The tuition fees shown are for one complete academic year of full time study, are set according to the academic year of entry, and remain the same throughout the duration of the programme for that cohort (unless otherwise stated).
Please also check costs for colleges and accommodation.
We are committed to supporting the best students irrespective of financial circumstances and are delighted to offer a range of funding opportunities.Find out more about Scholarships and Bursaries
Our global reputation for legal research and teaching of the highest quality is reflected in the career trajectory of our alumni.
Graduates serve across the full range of legal professions including solicitors, barristers, judges, members of the Supreme Court, the Court of Appeal and as consultants and in government. Others have secured stimulating and rewarding positions in national and international law firms.
We are fully aware of the degree of competition that exists in securing a role in the legal profession and the School provides a range of resources to help alumni stand out as ideal candidates during the recruitment process. This includes detailed information about the steps involved in becoming a solicitor or barrister, visits from law firms and guidance on preparing for interviews and assessment days.
Durham Law School is a global leader in the development and framing of law. Led by academics who are experts in their field, we carry out cutting-edge legal research that feeds into our Masters and research qualifications, building knowledge and nurturing the skills needed to help shape law in the future.
The reputation of the School means our legal know-how is respected by parliamentarians and policy makers around the world. Our academics have been called to give evidence in Parliament and have had their research work quoted by courts and international bodies.
International law and questions of global policy and governance are an area of special interest at Durham, but our expertise extends to other areas including criminal law and criminal justice, ethics, human rights, European law, gender and law, Chinese law, Commercial and Corporate law and Global Justice.
The research-led learning environment in the School is one of commitment, innovation and passion for the subject. Our highly respected research groups organise lectures and seminars offer opportunities to hear from eminent scholars and practitioners.

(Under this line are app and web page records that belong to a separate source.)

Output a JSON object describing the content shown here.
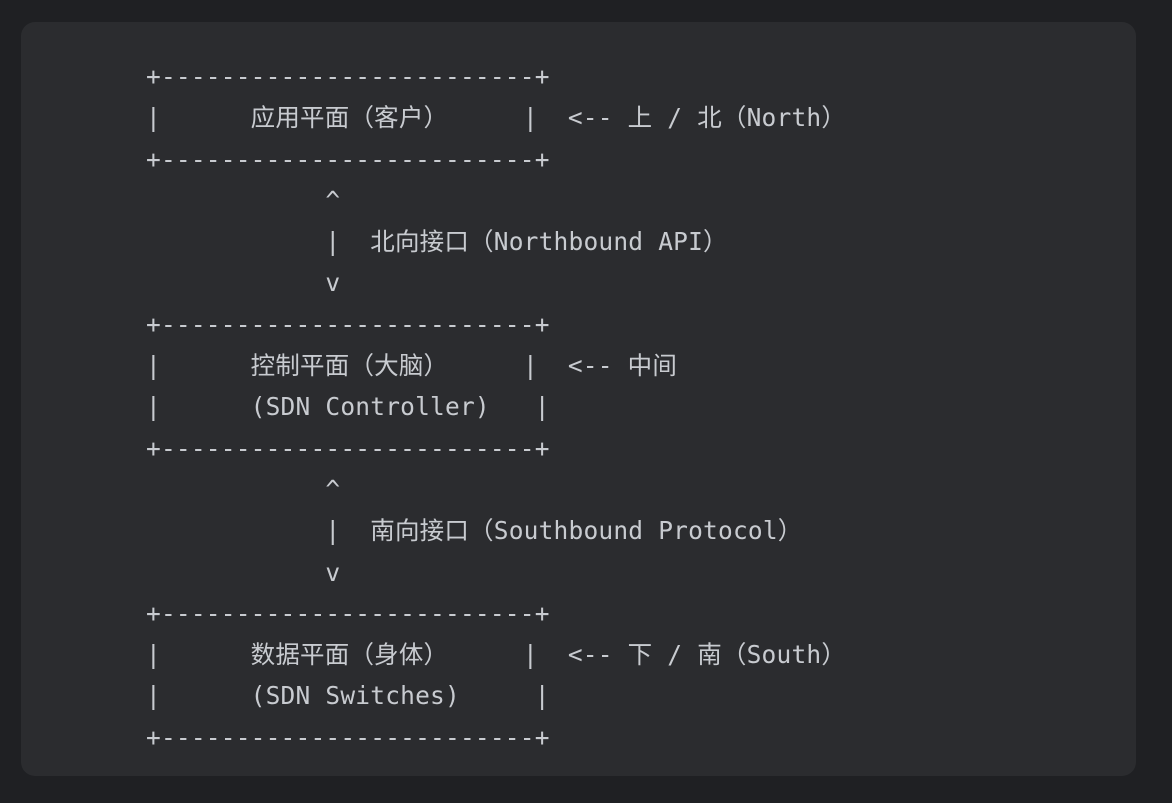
{
  "diagram": {
    "lines": [
      "+-------------------------+",
      "|      应用平面（客户）     |  <-- 上 / 北（North）",
      "+-------------------------+",
      "            ^",
      "            |  北向接口（Northbound API）",
      "            v",
      "+-------------------------+",
      "|      控制平面（大脑）     |  <-- 中间",
      "|      (SDN Controller)   |",
      "+-------------------------+",
      "            ^",
      "            |  南向接口（Southbound Protocol）",
      "            v",
      "+-------------------------+",
      "|      数据平面（身体）     |  <-- 下 / 南（South）",
      "|      (SDN Switches)     |",
      "+-------------------------+"
    ]
  }
}
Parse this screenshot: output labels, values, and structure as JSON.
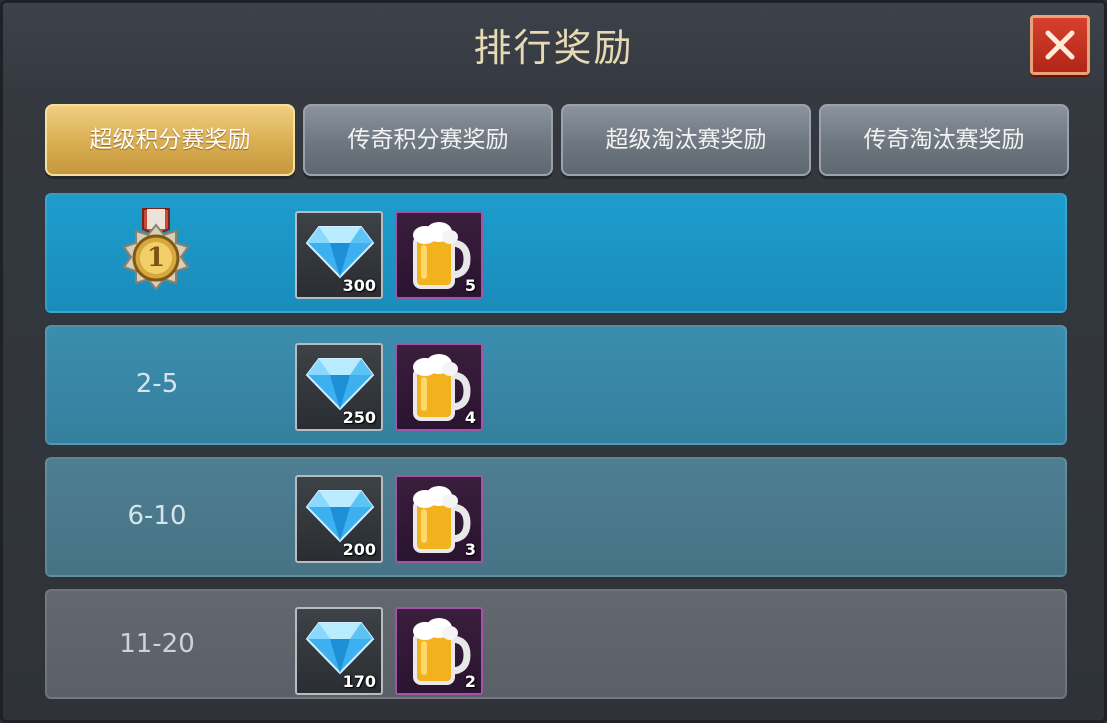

Speakers have included judges from the UK Supreme Court, from the European Court of Justice and leading officials from national and international institutions.

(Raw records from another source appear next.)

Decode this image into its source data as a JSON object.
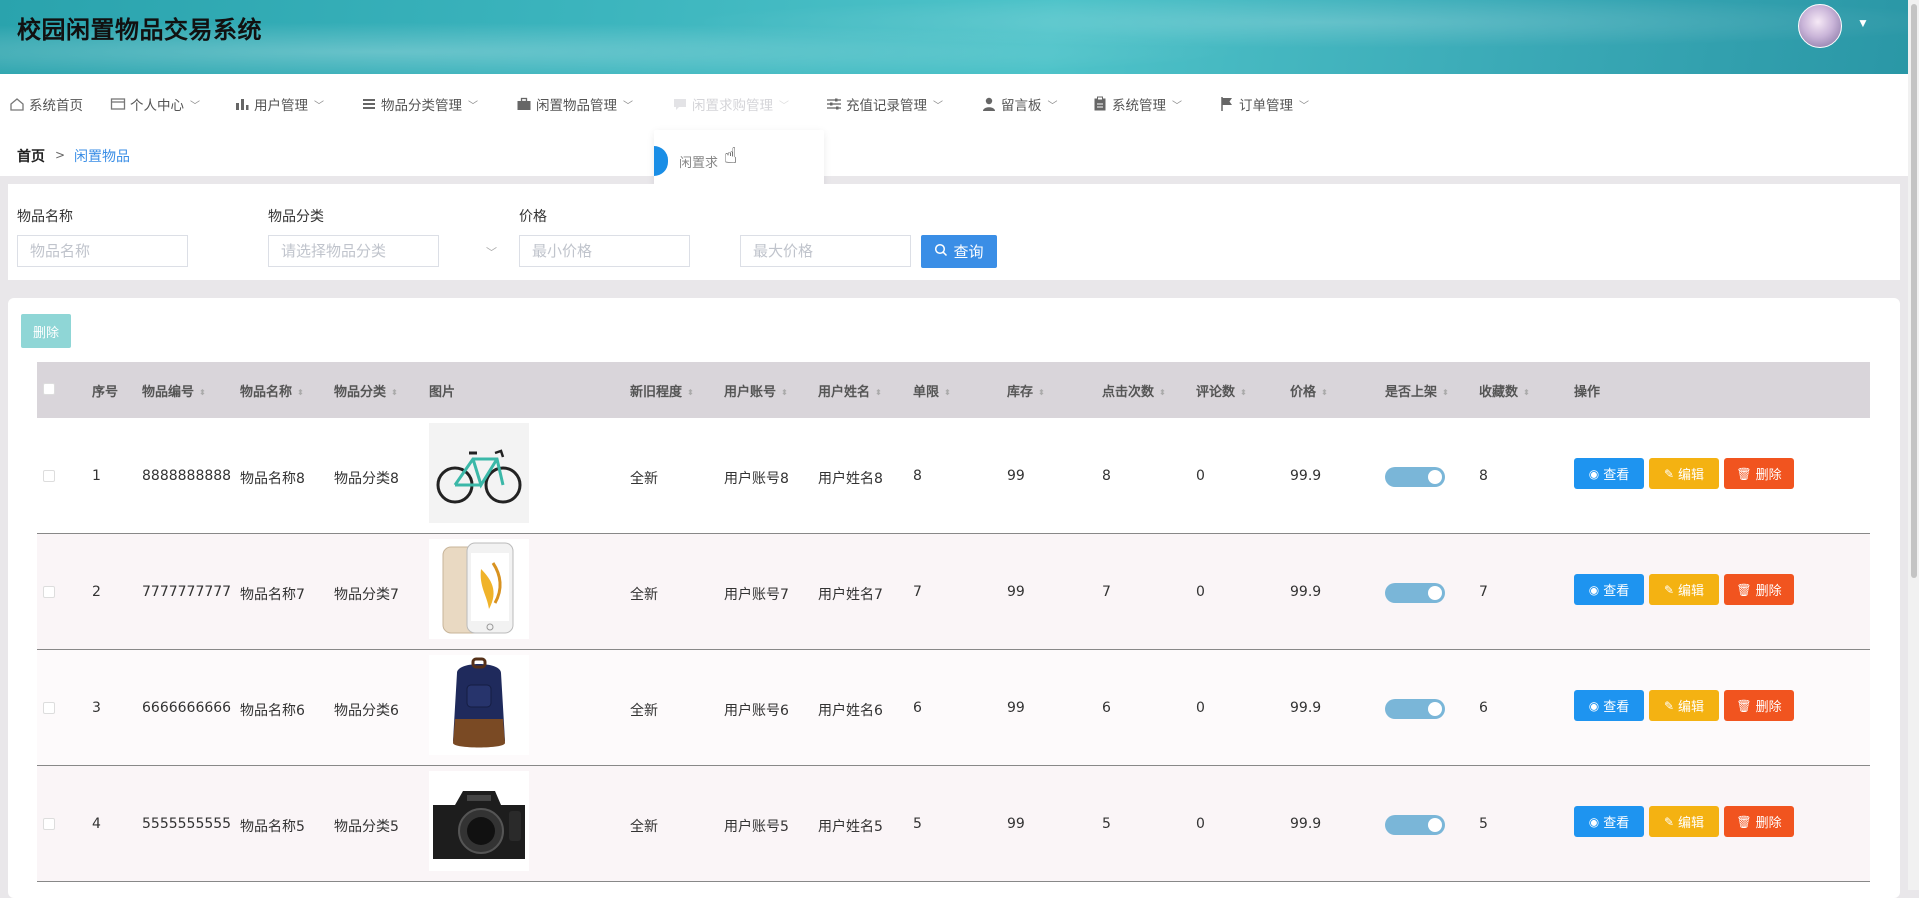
{
  "app": {
    "title": "校园闲置物品交易系统"
  },
  "header": {
    "avatar_alt": "avatar"
  },
  "nav": {
    "items": [
      {
        "label": "系统首页",
        "icon": "home-icon",
        "has_caret": false
      },
      {
        "label": "个人中心",
        "icon": "card-icon",
        "has_caret": true
      },
      {
        "label": "用户管理",
        "icon": "bar-chart-icon",
        "has_caret": true
      },
      {
        "label": "物品分类管理",
        "icon": "list-icon",
        "has_caret": true
      },
      {
        "label": "闲置物品管理",
        "icon": "briefcase-icon",
        "has_caret": true
      },
      {
        "label": "闲置求购管理",
        "icon": "chat-icon",
        "has_caret": true
      },
      {
        "label": "充值记录管理",
        "icon": "sliders-icon",
        "has_caret": true
      },
      {
        "label": "留言板",
        "icon": "user-icon",
        "has_caret": true
      },
      {
        "label": "系统管理",
        "icon": "clipboard-icon",
        "has_caret": true
      },
      {
        "label": "订单管理",
        "icon": "flag-icon",
        "has_caret": true
      }
    ],
    "dropdown_item": "闲置求"
  },
  "breadcrumb": {
    "home": "首页",
    "separator": ">",
    "current": "闲置物品"
  },
  "search": {
    "name_label": "物品名称",
    "name_placeholder": "物品名称",
    "category_label": "物品分类",
    "category_placeholder": "请选择物品分类",
    "price_label": "价格",
    "min_price_placeholder": "最小价格",
    "max_price_placeholder": "最大价格",
    "query_button": "查询"
  },
  "toolbar": {
    "delete_label": "删除"
  },
  "table": {
    "columns": [
      "序号",
      "物品编号",
      "物品名称",
      "物品分类",
      "图片",
      "新旧程度",
      "用户账号",
      "用户姓名",
      "单限",
      "库存",
      "点击次数",
      "评论数",
      "价格",
      "是否上架",
      "收藏数",
      "操作"
    ],
    "rows": [
      {
        "index": "1",
        "code": "8888888888",
        "name": "物品名称8",
        "category": "物品分类8",
        "image": "bicycle",
        "condition": "全新",
        "account": "用户账号8",
        "username": "用户姓名8",
        "limit": "8",
        "stock": "99",
        "clicks": "8",
        "comments": "0",
        "price": "99.9",
        "listed": true,
        "favorites": "8"
      },
      {
        "index": "2",
        "code": "7777777777",
        "name": "物品名称7",
        "category": "物品分类7",
        "image": "phone",
        "condition": "全新",
        "account": "用户账号7",
        "username": "用户姓名7",
        "limit": "7",
        "stock": "99",
        "clicks": "7",
        "comments": "0",
        "price": "99.9",
        "listed": true,
        "favorites": "7"
      },
      {
        "index": "3",
        "code": "6666666666",
        "name": "物品名称6",
        "category": "物品分类6",
        "image": "backpack",
        "condition": "全新",
        "account": "用户账号6",
        "username": "用户姓名6",
        "limit": "6",
        "stock": "99",
        "clicks": "6",
        "comments": "0",
        "price": "99.9",
        "listed": true,
        "favorites": "6"
      },
      {
        "index": "4",
        "code": "5555555555",
        "name": "物品名称5",
        "category": "物品分类5",
        "image": "camera",
        "condition": "全新",
        "account": "用户账号5",
        "username": "用户姓名5",
        "limit": "5",
        "stock": "99",
        "clicks": "5",
        "comments": "0",
        "price": "99.9",
        "listed": true,
        "favorites": "5"
      }
    ],
    "actions": {
      "view": "查看",
      "edit": "编辑",
      "delete": "删除"
    }
  },
  "colors": {
    "primary": "#3a8ee6",
    "view": "#1e94f0",
    "edit": "#f4b212",
    "delete": "#f1541f",
    "batch_delete": "#8fd6d6",
    "toggle_on": "#7ab6d8"
  }
}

For more information visit our department pages.
Situated close to a number of academic departments and University services with views of the magnificent Durham Cathedral as well as offering easy access to the historic city, we believe that we have one of the most striking and best-equipped law buildings in the UK.
The Law School is located in the University’s award-winning flagship Palatine Centre, part of a £48.4m sustainable building development.
The School’s facilities are purpose-built and state-of-the-art, featuring a moot court, pro bono room, Harvard-style Hogan Lovells lecture theatre, spacious dedicated work suites and modern wireless and audio-video-enabled research spaces and attractive social areas.
The best way to find out what Durham is really like is to come and see for yourself!